The story fluctuates between the traditional family story of the Jinnouchi clan (their sprawling family with a long, proud history) and what they represent in the film and the world of this virtual reality universe which has become almost as real and impinges on the real world in a major crisis. The switching makes the film a little hard to get a handle on at first, but ultimately works pretty well as the story plays out. In the “real world”, Kenji becomes insinuated in a cyberattack on OZ, the virtual world, and is exposed to the family for who he is. The cyberattack on OZ is launched by an artificial intelligence (sent by the US military!) but because of the uncontrollable nature of the AI and the real world connections (credit cards, phone identifications, power grids, etc.), the attack is having effects everywhere, eventually and ultimately potentially launching a nuclear assault.
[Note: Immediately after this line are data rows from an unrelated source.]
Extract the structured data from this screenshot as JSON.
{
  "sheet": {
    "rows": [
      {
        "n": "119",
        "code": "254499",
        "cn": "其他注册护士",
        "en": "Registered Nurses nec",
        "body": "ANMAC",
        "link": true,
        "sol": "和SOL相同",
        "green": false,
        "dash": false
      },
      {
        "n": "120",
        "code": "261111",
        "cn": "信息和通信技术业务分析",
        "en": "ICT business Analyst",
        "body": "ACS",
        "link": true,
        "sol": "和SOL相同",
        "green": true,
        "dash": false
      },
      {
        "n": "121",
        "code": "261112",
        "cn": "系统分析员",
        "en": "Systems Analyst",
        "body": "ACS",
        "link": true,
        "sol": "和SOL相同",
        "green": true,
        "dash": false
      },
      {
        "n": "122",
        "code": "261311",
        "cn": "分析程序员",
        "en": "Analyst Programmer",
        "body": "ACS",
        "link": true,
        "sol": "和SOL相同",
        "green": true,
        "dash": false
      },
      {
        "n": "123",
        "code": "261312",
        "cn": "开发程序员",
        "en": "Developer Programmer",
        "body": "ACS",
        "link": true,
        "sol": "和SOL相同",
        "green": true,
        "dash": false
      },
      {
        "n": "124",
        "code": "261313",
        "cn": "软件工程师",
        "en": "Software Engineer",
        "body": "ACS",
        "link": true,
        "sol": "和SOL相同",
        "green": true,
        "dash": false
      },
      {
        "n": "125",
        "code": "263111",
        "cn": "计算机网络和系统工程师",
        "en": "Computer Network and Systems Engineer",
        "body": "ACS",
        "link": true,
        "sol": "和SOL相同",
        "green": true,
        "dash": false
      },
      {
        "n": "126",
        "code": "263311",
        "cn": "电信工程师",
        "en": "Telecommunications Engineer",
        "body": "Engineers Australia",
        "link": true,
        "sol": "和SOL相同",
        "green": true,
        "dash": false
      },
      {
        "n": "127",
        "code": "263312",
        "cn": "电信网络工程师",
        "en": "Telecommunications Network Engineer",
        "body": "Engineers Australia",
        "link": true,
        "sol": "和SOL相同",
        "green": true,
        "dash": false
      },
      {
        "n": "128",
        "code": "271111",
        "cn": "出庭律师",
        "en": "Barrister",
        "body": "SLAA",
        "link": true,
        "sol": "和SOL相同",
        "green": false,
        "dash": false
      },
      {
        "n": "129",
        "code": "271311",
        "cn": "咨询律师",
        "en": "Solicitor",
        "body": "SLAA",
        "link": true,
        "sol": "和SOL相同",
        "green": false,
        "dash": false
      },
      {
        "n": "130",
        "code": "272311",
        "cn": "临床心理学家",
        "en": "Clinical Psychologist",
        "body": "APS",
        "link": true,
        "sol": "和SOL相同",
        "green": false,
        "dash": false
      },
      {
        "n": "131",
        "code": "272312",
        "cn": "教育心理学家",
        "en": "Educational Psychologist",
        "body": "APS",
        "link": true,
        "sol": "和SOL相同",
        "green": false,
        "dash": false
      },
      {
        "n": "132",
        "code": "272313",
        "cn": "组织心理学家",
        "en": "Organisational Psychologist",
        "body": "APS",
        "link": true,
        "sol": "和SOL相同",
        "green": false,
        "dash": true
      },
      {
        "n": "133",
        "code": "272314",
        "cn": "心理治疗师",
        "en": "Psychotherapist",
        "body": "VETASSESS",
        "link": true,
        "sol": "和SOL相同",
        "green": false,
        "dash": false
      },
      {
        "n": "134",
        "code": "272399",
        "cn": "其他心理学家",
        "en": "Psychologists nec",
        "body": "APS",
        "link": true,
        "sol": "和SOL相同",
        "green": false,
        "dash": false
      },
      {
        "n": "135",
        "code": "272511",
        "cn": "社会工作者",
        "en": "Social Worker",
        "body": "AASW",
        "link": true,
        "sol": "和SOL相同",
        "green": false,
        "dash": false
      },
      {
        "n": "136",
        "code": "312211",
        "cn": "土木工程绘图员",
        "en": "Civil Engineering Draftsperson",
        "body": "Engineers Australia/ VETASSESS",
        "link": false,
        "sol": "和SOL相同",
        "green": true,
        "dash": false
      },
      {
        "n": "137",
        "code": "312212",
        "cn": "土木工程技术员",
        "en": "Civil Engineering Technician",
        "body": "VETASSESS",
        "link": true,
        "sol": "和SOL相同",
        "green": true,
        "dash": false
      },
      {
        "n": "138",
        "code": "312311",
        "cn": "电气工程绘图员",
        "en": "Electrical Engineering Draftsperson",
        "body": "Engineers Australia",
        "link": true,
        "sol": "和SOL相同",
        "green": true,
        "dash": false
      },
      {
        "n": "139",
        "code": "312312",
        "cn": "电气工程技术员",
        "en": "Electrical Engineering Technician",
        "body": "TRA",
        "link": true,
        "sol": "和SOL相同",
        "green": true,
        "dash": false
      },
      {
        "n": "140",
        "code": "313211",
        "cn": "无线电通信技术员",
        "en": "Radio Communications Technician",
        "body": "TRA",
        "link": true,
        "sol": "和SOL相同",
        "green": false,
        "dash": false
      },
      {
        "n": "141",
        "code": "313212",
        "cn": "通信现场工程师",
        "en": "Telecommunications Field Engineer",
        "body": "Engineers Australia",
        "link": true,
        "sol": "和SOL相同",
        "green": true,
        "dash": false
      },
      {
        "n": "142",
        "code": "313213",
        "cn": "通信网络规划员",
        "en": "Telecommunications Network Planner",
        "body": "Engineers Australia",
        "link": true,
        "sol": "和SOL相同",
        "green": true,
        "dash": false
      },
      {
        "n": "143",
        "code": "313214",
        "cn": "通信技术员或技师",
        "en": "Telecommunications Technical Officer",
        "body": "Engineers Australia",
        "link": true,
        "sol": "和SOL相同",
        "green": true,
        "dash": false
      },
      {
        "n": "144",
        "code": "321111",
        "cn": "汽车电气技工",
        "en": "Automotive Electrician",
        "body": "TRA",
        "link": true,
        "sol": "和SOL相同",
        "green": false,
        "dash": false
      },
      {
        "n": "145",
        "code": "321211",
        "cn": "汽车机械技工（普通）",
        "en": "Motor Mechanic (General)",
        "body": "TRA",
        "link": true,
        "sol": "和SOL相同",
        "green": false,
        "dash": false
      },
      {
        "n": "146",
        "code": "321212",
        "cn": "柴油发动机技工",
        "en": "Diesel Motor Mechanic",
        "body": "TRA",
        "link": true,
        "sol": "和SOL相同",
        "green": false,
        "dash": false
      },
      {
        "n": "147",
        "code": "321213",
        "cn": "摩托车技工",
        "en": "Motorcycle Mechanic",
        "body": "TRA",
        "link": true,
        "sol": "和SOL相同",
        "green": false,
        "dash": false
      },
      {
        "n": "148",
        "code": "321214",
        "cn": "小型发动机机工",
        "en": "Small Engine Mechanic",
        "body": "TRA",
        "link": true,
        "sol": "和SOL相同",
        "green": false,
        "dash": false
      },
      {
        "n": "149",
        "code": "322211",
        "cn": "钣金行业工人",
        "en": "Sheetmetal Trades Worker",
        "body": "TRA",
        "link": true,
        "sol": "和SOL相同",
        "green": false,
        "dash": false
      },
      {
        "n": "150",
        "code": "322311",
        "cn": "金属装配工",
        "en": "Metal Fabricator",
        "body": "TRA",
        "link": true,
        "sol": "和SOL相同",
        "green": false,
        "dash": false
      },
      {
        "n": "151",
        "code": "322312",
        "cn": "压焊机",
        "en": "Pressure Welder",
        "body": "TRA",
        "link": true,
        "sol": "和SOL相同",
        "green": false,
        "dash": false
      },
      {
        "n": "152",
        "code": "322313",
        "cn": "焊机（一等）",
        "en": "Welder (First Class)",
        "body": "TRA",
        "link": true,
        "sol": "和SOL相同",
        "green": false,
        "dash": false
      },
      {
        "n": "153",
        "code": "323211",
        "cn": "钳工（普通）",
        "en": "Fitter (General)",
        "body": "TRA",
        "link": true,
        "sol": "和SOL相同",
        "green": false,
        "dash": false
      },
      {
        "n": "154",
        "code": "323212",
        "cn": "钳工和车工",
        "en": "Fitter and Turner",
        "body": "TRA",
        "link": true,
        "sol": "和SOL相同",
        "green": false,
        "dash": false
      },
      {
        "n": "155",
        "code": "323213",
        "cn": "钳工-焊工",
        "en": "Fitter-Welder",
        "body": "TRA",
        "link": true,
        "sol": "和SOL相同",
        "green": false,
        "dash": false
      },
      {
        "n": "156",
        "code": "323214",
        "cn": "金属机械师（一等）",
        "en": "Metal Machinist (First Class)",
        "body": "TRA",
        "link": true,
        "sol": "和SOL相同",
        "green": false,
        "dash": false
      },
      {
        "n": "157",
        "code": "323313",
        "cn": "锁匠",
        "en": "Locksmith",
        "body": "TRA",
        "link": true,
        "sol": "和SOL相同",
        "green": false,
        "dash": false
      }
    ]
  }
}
While parts of the story are facile, such as the black sheep bastard child of the great grandfather returns to rile the family and is also the creator of the AI that he sold to the US (it’s all about the family), the representation of traditional Japan, even the local high school team playing on television during the heat wave, the history of the clan, the food, family traditions versus this slick, Takashi Murakami-inspired OZ, populated by avatars of all stripes, like modern personalized yōkai, if you will, Summer Wars is a sprawlingly complex narrative with a cast of “thousands”.
The ambition serves Hosada and the film well. While I wouldn’t call it a great film, it’s a far more interesting and complicated picture, something quite interesting.
The kids liked it pretty well. They found it a bit strange, flipping between the two main story lines, much as I did, but also felt that it all came together pretty well.